▶ Work instructions:
Would you retype all of these records exactly?

▶ Component data from apps and pages:
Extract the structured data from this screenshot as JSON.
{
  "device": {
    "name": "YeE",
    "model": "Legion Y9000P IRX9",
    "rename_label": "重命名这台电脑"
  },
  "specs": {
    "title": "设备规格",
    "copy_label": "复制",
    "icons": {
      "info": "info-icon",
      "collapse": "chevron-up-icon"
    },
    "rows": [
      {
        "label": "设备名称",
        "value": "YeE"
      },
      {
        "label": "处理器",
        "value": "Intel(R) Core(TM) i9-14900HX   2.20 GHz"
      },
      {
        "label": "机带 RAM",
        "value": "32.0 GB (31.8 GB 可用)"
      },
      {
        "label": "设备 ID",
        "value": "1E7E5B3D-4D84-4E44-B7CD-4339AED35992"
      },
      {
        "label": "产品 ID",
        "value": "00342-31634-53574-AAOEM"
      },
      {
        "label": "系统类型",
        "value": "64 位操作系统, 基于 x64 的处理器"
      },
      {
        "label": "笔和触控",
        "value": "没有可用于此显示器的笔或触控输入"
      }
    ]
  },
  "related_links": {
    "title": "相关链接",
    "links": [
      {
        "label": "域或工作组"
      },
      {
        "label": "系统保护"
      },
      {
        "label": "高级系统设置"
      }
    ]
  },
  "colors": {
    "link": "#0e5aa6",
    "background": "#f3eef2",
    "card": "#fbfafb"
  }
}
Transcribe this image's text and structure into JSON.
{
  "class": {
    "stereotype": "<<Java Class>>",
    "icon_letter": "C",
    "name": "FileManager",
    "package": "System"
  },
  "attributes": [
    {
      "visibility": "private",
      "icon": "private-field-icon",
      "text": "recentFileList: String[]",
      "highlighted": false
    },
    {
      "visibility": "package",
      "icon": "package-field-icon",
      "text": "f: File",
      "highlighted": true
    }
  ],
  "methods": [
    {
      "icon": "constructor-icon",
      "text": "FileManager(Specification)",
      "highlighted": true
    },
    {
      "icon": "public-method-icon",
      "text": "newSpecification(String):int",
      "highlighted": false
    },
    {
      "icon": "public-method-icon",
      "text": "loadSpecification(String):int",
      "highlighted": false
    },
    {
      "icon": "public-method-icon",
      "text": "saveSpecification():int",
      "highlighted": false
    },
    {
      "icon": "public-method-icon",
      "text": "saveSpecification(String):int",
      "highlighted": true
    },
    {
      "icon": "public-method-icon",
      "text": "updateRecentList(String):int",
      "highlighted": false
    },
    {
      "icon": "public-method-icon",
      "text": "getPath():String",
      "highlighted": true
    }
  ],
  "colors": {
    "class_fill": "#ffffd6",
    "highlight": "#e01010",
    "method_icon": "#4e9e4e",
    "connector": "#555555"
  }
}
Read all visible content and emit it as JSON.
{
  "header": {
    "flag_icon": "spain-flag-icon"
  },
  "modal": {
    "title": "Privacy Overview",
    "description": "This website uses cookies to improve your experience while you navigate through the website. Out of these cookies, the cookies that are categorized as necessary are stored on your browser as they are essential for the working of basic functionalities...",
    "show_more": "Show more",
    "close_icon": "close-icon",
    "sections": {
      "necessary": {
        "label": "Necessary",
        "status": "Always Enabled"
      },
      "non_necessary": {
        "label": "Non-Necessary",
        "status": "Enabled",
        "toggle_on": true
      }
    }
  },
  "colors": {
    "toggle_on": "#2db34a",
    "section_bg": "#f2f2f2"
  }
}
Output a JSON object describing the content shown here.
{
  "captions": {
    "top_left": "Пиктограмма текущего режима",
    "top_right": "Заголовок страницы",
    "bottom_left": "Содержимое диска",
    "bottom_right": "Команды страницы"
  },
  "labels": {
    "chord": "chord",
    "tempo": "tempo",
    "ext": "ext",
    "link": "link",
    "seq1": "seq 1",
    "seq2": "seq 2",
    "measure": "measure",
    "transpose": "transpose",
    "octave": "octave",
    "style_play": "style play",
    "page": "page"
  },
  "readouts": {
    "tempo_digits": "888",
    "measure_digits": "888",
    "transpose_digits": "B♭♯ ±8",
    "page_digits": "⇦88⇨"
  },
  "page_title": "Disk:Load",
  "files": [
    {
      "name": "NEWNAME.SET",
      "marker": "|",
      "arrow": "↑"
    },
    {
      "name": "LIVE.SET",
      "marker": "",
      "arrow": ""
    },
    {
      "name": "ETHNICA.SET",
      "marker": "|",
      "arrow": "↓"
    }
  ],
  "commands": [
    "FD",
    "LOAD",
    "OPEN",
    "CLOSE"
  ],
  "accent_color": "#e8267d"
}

▶ Answer to the problem:
Extract the structured data from this screenshot as JSON.
{
  "device": {
    "name": "YeE",
    "model": "Legion Y9000P IRX9",
    "rename_label": "重命名这台电脑"
  },
  "specs": {
    "title": "设备规格",
    "copy_label": "复制",
    "icons": {
      "info": "info-icon",
      "collapse": "chevron-up-icon"
    },
    "rows": [
      {
        "label": "设备名称",
        "value": "YeE"
      },
      {
        "label": "处理器",
        "value": "Intel(R) Core(TM) i9-14900HX   2.20 GHz"
      },
      {
        "label": "机带 RAM",
        "value": "32.0 GB (31.8 GB 可用)"
      },
      {
        "label": "设备 ID",
        "value": "1E7E5B3D-4D84-4E44-B7CD-4339AED35992"
      },
      {
        "label": "产品 ID",
        "value": "00342-31634-53574-AAOEM"
      },
      {
        "label": "系统类型",
        "value": "64 位操作系统, 基于 x64 的处理器"
      },
      {
        "label": "笔和触控",
        "value": "没有可用于此显示器的笔或触控输入"
      }
    ]
  },
  "related_links": {
    "title": "相关链接",
    "links": [
      {
        "label": "域或工作组"
      },
      {
        "label": "系统保护"
      },
      {
        "label": "高级系统设置"
      }
    ]
  },
  "colors": {
    "link": "#0e5aa6",
    "background": "#f3eef2",
    "card": "#fbfafb"
  }
}
Transcribe this image's text and structure into JSON.
{
  "class": {
    "stereotype": "<<Java Class>>",
    "icon_letter": "C",
    "name": "FileManager",
    "package": "System"
  },
  "attributes": [
    {
      "visibility": "private",
      "icon": "private-field-icon",
      "text": "recentFileList: String[]",
      "highlighted": false
    },
    {
      "visibility": "package",
      "icon": "package-field-icon",
      "text": "f: File",
      "highlighted": true
    }
  ],
  "methods": [
    {
      "icon": "constructor-icon",
      "text": "FileManager(Specification)",
      "highlighted": true
    },
    {
      "icon": "public-method-icon",
      "text": "newSpecification(String):int",
      "highlighted": false
    },
    {
      "icon": "public-method-icon",
      "text": "loadSpecification(String):int",
      "highlighted": false
    },
    {
      "icon": "public-method-icon",
      "text": "saveSpecification():int",
      "highlighted": false
    },
    {
      "icon": "public-method-icon",
      "text": "saveSpecification(String):int",
      "highlighted": true
    },
    {
      "icon": "public-method-icon",
      "text": "updateRecentList(String):int",
      "highlighted": false
    },
    {
      "icon": "public-method-icon",
      "text": "getPath():String",
      "highlighted": true
    }
  ],
  "colors": {
    "class_fill": "#ffffd6",
    "highlight": "#e01010",
    "method_icon": "#4e9e4e",
    "connector": "#555555"
  }
}
Read all visible content and emit it as JSON.
{
  "header": {
    "flag_icon": "spain-flag-icon"
  },
  "modal": {
    "title": "Privacy Overview",
    "description": "This website uses cookies to improve your experience while you navigate through the website. Out of these cookies, the cookies that are categorized as necessary are stored on your browser as they are essential for the working of basic functionalities...",
    "show_more": "Show more",
    "close_icon": "close-icon",
    "sections": {
      "necessary": {
        "label": "Necessary",
        "status": "Always Enabled"
      },
      "non_necessary": {
        "label": "Non-Necessary",
        "status": "Enabled",
        "toggle_on": true
      }
    }
  },
  "colors": {
    "toggle_on": "#2db34a",
    "section_bg": "#f2f2f2"
  }
}
Output a JSON object describing the content shown here.
{
  "captions": {
    "top_left": "Пиктограмма текущего режима",
    "top_right": "Заголовок страницы",
    "bottom_left": "Содержимое диска",
    "bottom_right": "Команды страницы"
  },
  "labels": {
    "chord": "chord",
    "tempo": "tempo",
    "ext": "ext",
    "link": "link",
    "seq1": "seq 1",
    "seq2": "seq 2",
    "measure": "measure",
    "transpose": "transpose",
    "octave": "octave",
    "style_play": "style play",
    "page": "page"
  },
  "readouts": {
    "tempo_digits": "888",
    "measure_digits": "888",
    "transpose_digits": "B♭♯ ±8",
    "page_digits": "⇦88⇨"
  },
  "page_title": "Disk:Load",
  "files": [
    {
      "name": "NEWNAME.SET",
      "marker": "|",
      "arrow": "↑"
    },
    {
      "name": "LIVE.SET",
      "marker": "",
      "arrow": ""
    },
    {
      "name": "ETHNICA.SET",
      "marker": "|",
      "arrow": "↓"
    }
  ],
  "commands": [
    "FD",
    "LOAD",
    "OPEN",
    "CLOSE"
  ],
  "accent_color": "#e8267d"
}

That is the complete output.